──────── INPUT DATA

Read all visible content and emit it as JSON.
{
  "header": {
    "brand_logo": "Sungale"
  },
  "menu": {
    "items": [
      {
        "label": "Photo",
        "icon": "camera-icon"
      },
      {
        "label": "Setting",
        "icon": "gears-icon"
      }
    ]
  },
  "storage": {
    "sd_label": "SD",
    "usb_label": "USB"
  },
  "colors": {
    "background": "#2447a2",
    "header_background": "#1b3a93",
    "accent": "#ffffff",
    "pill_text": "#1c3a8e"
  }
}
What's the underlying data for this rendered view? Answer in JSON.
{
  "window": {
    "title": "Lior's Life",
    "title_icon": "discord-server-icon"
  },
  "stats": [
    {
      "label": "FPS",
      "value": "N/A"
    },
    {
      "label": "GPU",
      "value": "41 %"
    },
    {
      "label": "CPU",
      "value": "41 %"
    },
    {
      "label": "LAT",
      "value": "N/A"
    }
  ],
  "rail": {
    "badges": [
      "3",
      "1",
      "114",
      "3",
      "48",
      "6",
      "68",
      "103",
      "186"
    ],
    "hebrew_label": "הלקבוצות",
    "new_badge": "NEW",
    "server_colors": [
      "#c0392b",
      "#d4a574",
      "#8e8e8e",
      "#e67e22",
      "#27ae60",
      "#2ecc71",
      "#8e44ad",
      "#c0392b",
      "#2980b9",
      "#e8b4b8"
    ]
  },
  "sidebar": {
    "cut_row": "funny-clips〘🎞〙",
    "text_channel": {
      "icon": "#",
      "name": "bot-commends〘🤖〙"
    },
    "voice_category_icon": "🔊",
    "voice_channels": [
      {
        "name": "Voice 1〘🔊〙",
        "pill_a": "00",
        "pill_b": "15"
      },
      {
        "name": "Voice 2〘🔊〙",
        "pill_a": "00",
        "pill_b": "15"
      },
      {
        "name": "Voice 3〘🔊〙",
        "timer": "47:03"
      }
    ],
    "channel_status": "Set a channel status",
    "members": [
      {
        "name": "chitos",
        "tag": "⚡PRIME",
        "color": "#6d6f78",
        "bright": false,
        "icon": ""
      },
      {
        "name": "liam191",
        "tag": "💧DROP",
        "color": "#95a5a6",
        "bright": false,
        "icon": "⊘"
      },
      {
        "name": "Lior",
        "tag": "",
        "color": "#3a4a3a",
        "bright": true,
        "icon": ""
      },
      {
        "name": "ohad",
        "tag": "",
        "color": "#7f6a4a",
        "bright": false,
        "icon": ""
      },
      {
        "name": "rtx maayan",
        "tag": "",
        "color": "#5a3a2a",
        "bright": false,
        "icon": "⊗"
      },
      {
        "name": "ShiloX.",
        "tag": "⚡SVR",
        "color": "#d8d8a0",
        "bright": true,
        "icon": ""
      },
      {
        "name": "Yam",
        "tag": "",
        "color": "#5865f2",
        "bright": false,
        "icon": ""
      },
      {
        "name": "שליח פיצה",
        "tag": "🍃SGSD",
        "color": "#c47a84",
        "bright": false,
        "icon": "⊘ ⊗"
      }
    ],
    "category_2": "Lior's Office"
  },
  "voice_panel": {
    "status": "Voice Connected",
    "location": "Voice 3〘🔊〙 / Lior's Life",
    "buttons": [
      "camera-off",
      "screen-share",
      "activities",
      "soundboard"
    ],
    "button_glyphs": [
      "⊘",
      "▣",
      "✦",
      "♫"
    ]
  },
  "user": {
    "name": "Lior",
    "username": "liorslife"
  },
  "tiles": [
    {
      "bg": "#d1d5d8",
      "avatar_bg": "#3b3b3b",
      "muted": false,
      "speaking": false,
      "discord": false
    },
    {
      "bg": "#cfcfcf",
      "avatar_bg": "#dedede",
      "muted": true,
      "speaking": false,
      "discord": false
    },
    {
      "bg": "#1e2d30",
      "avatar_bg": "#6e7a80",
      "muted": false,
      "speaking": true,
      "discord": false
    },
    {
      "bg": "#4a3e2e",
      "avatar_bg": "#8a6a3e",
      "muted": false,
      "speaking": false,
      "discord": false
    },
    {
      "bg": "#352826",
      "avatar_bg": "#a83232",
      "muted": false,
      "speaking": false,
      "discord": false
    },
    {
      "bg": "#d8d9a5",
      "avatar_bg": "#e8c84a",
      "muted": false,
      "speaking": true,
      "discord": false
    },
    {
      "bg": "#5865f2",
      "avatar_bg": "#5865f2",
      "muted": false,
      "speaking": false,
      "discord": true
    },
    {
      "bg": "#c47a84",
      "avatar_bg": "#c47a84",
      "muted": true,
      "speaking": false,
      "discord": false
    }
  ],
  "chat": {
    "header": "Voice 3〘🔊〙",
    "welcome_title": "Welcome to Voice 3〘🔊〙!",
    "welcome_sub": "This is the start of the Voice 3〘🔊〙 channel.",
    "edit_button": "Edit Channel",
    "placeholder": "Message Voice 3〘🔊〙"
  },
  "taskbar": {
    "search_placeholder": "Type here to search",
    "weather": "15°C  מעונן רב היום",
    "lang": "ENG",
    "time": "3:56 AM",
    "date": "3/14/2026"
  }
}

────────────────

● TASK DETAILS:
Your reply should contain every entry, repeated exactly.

● OUTPUT FOR THIS TASK:
Read all visible content and emit it as JSON.
{
  "header": {
    "brand_logo": "Sungale"
  },
  "menu": {
    "items": [
      {
        "label": "Photo",
        "icon": "camera-icon"
      },
      {
        "label": "Setting",
        "icon": "gears-icon"
      }
    ]
  },
  "storage": {
    "sd_label": "SD",
    "usb_label": "USB"
  },
  "colors": {
    "background": "#2447a2",
    "header_background": "#1b3a93",
    "accent": "#ffffff",
    "pill_text": "#1c3a8e"
  }
}
What's the underlying data for this rendered view? Answer in JSON.
{
  "window": {
    "title": "Lior's Life",
    "title_icon": "discord-server-icon"
  },
  "stats": [
    {
      "label": "FPS",
      "value": "N/A"
    },
    {
      "label": "GPU",
      "value": "41 %"
    },
    {
      "label": "CPU",
      "value": "41 %"
    },
    {
      "label": "LAT",
      "value": "N/A"
    }
  ],
  "rail": {
    "badges": [
      "3",
      "1",
      "114",
      "3",
      "48",
      "6",
      "68",
      "103",
      "186"
    ],
    "hebrew_label": "הלקבוצות",
    "new_badge": "NEW",
    "server_colors": [
      "#c0392b",
      "#d4a574",
      "#8e8e8e",
      "#e67e22",
      "#27ae60",
      "#2ecc71",
      "#8e44ad",
      "#c0392b",
      "#2980b9",
      "#e8b4b8"
    ]
  },
  "sidebar": {
    "cut_row": "funny-clips〘🎞〙",
    "text_channel": {
      "icon": "#",
      "name": "bot-commends〘🤖〙"
    },
    "voice_category_icon": "🔊",
    "voice_channels": [
      {
        "name": "Voice 1〘🔊〙",
        "pill_a": "00",
        "pill_b": "15"
      },
      {
        "name": "Voice 2〘🔊〙",
        "pill_a": "00",
        "pill_b": "15"
      },
      {
        "name": "Voice 3〘🔊〙",
        "timer": "47:03"
      }
    ],
    "channel_status": "Set a channel status",
    "members": [
      {
        "name": "chitos",
        "tag": "⚡PRIME",
        "color": "#6d6f78",
        "bright": false,
        "icon": ""
      },
      {
        "name": "liam191",
        "tag": "💧DROP",
        "color": "#95a5a6",
        "bright": false,
        "icon": "⊘"
      },
      {
        "name": "Lior",
        "tag": "",
        "color": "#3a4a3a",
        "bright": true,
        "icon": ""
      },
      {
        "name": "ohad",
        "tag": "",
        "color": "#7f6a4a",
        "bright": false,
        "icon": ""
      },
      {
        "name": "rtx maayan",
        "tag": "",
        "color": "#5a3a2a",
        "bright": false,
        "icon": "⊗"
      },
      {
        "name": "ShiloX.",
        "tag": "⚡SVR",
        "color": "#d8d8a0",
        "bright": true,
        "icon": ""
      },
      {
        "name": "Yam",
        "tag": "",
        "color": "#5865f2",
        "bright": false,
        "icon": ""
      },
      {
        "name": "שליח פיצה",
        "tag": "🍃SGSD",
        "color": "#c47a84",
        "bright": false,
        "icon": "⊘ ⊗"
      }
    ],
    "category_2": "Lior's Office"
  },
  "voice_panel": {
    "status": "Voice Connected",
    "location": "Voice 3〘🔊〙 / Lior's Life",
    "buttons": [
      "camera-off",
      "screen-share",
      "activities",
      "soundboard"
    ],
    "button_glyphs": [
      "⊘",
      "▣",
      "✦",
      "♫"
    ]
  },
  "user": {
    "name": "Lior",
    "username": "liorslife"
  },
  "tiles": [
    {
      "bg": "#d1d5d8",
      "avatar_bg": "#3b3b3b",
      "muted": false,
      "speaking": false,
      "discord": false
    },
    {
      "bg": "#cfcfcf",
      "avatar_bg": "#dedede",
      "muted": true,
      "speaking": false,
      "discord": false
    },
    {
      "bg": "#1e2d30",
      "avatar_bg": "#6e7a80",
      "muted": false,
      "speaking": true,
      "discord": false
    },
    {
      "bg": "#4a3e2e",
      "avatar_bg": "#8a6a3e",
      "muted": false,
      "speaking": false,
      "discord": false
    },
    {
      "bg": "#352826",
      "avatar_bg": "#a83232",
      "muted": false,
      "speaking": false,
      "discord": false
    },
    {
      "bg": "#d8d9a5",
      "avatar_bg": "#e8c84a",
      "muted": false,
      "speaking": true,
      "discord": false
    },
    {
      "bg": "#5865f2",
      "avatar_bg": "#5865f2",
      "muted": false,
      "speaking": false,
      "discord": true
    },
    {
      "bg": "#c47a84",
      "avatar_bg": "#c47a84",
      "muted": true,
      "speaking": false,
      "discord": false
    }
  ],
  "chat": {
    "header": "Voice 3〘🔊〙",
    "welcome_title": "Welcome to Voice 3〘🔊〙!",
    "welcome_sub": "This is the start of the Voice 3〘🔊〙 channel.",
    "edit_button": "Edit Channel",
    "placeholder": "Message Voice 3〘🔊〙"
  },
  "taskbar": {
    "search_placeholder": "Type here to search",
    "weather": "15°C  מעונן רב היום",
    "lang": "ENG",
    "time": "3:56 AM",
    "date": "3/14/2026"
  }
}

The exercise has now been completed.